At this time, however, no cannabis product has been approved by FDA for any of these conditions, and the data supporting cannabis as a treatment for these and most other diseases and condition is very thin. Moreover, legislative declarations that cannabis is “approved” to treat serious medical conditions (even when scientific data do not support these conclusions), would likely undermine any incentive to develop the robust clinical data on the therapeutic benefits of cannabis – there is no reason to invest in research to determine what cannabis can and cannot treat if the equivalent of an FDA drug approval is available through a legislative declaration.
- Declares That Cannabis Is GRAS In Food And Not A New Dietary Ingredient
As stated above, to assure the safety of food for consumption, ingredients in food must be Generally Recognized as Safe (GRAS) and, if not GRAS, subject to an FDA-approved food additive petition. The Mace Bill declares that cannabis-infused foods and beverages are GRAS but does not provide the science-based evidence that FDA would need to actually verify safety and quality.
Similarly, though marketers must notify FDA of new dietary ingredients in dietary supplements and obtain the agency’s approval for their use (this is known as a new dietary ingredient notification or NDIN, the Mace Bill declares that cannabis-infused dietary supplements are not “new” and therefore do not have to be submitted to the agency. Nonetheless, FDA has already rejected NDINs for products containing CBD (here and here)) because FDA has concluded that there were inadequate demonstrations of safety.
Though many cannabis proposals have been introduced in Congress, federal legislation on the legalization of marijuana still remains elusive. The Mace Bill makes a serious effort to tackle cannabis reform and address the unsustainable patchwork of state laws (and disregard for federal law); the Mace Bill might also represent the beginning of an effort to achieve bipartisan compromise. However, a close read of the law shows that it goes much further than merely treating marijuana “just like alcohol.” The Mace Bill makes scientific judgments typically afforded to the FDA, appears to significantly limit FDA’s ability to protect public health, and eliminates the agency’s authority to require that cannabis products demonstrate that they are actually effective therapy for the serious medical conditions they purport to treat.
 FDA has explained that there is only limited data currently on the science, safety, and quality of cannabis products. In numerous warning letters, FDA has stated that CBD is not Generally Recognized As Safe (GRAS) and so may not be added to food unless as an FDA-approved food additive. In recent reviews of the clinical and pre-clinical data submitted in support of the safety of CBD in two full spectrum hemp extract products, the agency concluded that there was an inadequate demonstration of safety because, among other things, the submissions did not adequately address CBD’s potential liver and reproductive toxicity. See NDIN to Charlotte’s Web and NDIN to Irwin Naturals.

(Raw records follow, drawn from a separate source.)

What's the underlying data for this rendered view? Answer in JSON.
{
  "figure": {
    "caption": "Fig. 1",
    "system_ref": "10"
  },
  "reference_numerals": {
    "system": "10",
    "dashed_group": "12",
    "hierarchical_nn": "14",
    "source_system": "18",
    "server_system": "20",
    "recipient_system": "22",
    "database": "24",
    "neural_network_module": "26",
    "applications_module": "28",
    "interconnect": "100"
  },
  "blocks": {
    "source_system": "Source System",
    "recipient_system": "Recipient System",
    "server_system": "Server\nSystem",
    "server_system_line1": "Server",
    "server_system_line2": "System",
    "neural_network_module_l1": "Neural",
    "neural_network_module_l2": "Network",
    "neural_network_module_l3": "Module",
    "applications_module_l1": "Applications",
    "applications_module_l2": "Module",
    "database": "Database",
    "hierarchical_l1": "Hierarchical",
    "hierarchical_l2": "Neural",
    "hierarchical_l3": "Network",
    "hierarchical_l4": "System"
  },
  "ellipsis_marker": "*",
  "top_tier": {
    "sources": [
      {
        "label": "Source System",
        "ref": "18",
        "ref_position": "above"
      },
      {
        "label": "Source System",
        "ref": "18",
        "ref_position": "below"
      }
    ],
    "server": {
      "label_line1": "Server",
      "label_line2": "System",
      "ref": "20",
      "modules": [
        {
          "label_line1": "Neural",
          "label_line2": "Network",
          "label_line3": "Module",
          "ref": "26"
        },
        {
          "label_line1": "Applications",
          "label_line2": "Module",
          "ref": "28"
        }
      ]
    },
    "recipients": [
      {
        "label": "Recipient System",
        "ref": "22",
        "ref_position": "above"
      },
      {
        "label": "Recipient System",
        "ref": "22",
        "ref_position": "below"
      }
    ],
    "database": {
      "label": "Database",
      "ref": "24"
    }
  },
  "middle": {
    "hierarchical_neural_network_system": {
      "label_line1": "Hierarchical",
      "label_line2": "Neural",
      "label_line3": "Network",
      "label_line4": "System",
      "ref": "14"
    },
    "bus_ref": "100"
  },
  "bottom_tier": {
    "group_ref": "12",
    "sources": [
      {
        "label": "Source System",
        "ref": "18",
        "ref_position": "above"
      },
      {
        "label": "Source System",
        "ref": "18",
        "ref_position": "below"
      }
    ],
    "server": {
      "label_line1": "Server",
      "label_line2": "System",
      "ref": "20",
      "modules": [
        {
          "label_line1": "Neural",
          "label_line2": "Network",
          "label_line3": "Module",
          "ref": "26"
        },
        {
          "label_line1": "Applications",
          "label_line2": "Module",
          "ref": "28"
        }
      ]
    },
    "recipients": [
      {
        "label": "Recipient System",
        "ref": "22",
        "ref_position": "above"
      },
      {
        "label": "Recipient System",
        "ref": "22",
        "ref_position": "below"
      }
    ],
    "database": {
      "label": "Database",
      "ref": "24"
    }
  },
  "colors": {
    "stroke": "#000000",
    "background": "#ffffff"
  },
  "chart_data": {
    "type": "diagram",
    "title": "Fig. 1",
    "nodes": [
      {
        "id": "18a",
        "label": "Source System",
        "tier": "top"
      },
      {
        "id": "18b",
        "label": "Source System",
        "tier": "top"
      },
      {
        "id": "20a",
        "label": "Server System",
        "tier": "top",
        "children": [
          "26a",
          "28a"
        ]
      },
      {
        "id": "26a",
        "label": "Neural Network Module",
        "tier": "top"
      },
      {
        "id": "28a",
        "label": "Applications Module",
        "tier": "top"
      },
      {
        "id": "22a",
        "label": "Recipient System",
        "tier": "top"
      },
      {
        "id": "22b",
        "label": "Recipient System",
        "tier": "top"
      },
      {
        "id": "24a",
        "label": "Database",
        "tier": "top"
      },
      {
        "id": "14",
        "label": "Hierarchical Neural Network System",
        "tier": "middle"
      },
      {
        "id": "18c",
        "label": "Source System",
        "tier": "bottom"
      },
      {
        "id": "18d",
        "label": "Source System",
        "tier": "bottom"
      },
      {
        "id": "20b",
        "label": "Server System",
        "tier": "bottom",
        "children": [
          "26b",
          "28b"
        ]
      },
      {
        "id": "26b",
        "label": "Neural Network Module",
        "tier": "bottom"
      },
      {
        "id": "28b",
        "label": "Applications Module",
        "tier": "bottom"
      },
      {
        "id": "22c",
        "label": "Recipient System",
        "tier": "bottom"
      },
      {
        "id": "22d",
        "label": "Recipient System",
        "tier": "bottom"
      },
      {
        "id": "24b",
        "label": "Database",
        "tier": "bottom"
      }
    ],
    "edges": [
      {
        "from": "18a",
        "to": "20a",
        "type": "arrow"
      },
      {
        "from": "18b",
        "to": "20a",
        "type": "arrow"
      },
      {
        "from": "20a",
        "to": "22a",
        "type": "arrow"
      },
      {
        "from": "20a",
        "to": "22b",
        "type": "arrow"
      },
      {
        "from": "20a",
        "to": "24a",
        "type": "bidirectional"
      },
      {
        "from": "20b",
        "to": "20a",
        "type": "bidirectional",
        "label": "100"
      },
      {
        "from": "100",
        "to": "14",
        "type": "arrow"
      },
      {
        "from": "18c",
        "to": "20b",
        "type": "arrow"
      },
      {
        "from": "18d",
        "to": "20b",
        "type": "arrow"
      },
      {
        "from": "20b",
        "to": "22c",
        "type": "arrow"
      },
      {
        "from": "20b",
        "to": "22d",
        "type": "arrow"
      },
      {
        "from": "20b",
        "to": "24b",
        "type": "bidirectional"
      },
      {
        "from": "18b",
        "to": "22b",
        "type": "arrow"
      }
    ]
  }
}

 In 2017, the Institute of Medicine National Academy of Sciences (NAS) examined over 10,000 studies on cannabis and found only three conditions for which the benefit(s) of cannabis use by humans is strong: pain, nausea related to chemotherapy, and spasticity in patients with multiple sclerosis. An analysis published in 2019 in The Lancet Psychiatry of 83 studies investigating cannabis concluded there is “scarce” or “very low quality” evidence supporting cannabinoids for numerous mental conditions, including post-traumatic stress disorder. In August 2021, the Journal of Psychiatric Research published findings of limited evidence for the effectiveness of cannabis to acutely treat a narrow range of psychiatric symptoms and no evidence supporting the mid- to long-range effectiveness of any currently available cannabis therapy.
 See Footnote 1.